**ENTRIES PROVIDED:**
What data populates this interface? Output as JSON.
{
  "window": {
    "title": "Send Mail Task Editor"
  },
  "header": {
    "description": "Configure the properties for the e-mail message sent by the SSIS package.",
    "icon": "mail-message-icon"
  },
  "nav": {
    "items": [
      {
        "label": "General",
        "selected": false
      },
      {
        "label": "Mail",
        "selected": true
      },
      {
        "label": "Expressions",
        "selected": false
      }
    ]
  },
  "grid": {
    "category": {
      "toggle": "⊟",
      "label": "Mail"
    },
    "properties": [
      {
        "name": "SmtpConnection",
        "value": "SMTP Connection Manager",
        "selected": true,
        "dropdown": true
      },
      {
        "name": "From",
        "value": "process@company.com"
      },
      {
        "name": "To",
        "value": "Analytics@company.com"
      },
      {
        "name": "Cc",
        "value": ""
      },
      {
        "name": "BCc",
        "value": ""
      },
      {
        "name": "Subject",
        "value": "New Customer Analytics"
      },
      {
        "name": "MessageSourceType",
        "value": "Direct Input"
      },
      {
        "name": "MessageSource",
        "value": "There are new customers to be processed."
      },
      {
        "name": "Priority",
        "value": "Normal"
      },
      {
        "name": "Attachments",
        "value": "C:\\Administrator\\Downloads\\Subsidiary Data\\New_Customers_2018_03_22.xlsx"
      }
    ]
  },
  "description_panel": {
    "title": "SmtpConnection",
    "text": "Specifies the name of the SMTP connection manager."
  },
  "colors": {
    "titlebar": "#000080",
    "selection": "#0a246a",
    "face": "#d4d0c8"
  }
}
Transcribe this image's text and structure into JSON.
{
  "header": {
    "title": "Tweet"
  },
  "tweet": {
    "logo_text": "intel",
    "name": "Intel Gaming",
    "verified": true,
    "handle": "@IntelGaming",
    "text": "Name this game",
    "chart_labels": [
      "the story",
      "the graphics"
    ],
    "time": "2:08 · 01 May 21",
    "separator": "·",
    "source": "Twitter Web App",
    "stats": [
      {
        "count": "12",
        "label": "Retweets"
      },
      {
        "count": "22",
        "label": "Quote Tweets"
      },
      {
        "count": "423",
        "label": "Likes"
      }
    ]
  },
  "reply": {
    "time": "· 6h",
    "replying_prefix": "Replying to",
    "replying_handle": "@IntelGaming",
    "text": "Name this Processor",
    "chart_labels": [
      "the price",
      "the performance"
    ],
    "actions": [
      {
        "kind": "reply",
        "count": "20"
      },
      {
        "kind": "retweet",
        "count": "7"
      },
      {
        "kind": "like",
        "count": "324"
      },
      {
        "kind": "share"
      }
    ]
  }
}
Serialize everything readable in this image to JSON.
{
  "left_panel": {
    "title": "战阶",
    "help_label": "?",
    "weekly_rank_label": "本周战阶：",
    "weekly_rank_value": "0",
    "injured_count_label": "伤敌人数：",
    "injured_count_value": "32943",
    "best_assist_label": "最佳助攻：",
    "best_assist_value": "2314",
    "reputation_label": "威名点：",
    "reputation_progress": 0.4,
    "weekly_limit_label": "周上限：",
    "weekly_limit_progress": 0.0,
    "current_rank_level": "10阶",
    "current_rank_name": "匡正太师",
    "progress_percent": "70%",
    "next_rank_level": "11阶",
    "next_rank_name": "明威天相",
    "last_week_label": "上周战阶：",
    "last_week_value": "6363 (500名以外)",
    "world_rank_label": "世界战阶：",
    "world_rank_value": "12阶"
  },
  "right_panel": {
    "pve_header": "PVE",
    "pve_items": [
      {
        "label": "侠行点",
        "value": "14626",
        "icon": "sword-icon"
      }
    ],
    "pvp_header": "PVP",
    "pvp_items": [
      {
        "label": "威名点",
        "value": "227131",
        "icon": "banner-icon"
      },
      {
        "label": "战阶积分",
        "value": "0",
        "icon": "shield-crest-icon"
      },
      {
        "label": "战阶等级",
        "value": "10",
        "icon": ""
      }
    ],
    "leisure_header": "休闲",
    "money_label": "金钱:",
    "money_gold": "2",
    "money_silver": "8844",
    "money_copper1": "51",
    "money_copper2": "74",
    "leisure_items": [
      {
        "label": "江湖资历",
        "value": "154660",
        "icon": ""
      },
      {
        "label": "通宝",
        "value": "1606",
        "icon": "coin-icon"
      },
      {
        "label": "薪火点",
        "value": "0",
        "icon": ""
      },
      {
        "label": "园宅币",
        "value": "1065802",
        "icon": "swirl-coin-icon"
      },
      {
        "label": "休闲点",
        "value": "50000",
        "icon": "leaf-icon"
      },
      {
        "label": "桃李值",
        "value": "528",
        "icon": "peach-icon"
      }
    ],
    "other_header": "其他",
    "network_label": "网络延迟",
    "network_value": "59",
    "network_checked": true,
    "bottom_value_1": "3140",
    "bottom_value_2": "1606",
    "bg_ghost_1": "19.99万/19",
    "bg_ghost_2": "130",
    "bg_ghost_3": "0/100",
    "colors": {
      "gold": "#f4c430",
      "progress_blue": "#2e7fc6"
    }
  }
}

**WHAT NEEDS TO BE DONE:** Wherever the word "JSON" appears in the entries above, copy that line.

**ANSWER TO THE EXERCISE:**
What data populates this interface? Output as JSON.
Transcribe this image's text and structure into JSON.
Serialize everything readable in this image to JSON.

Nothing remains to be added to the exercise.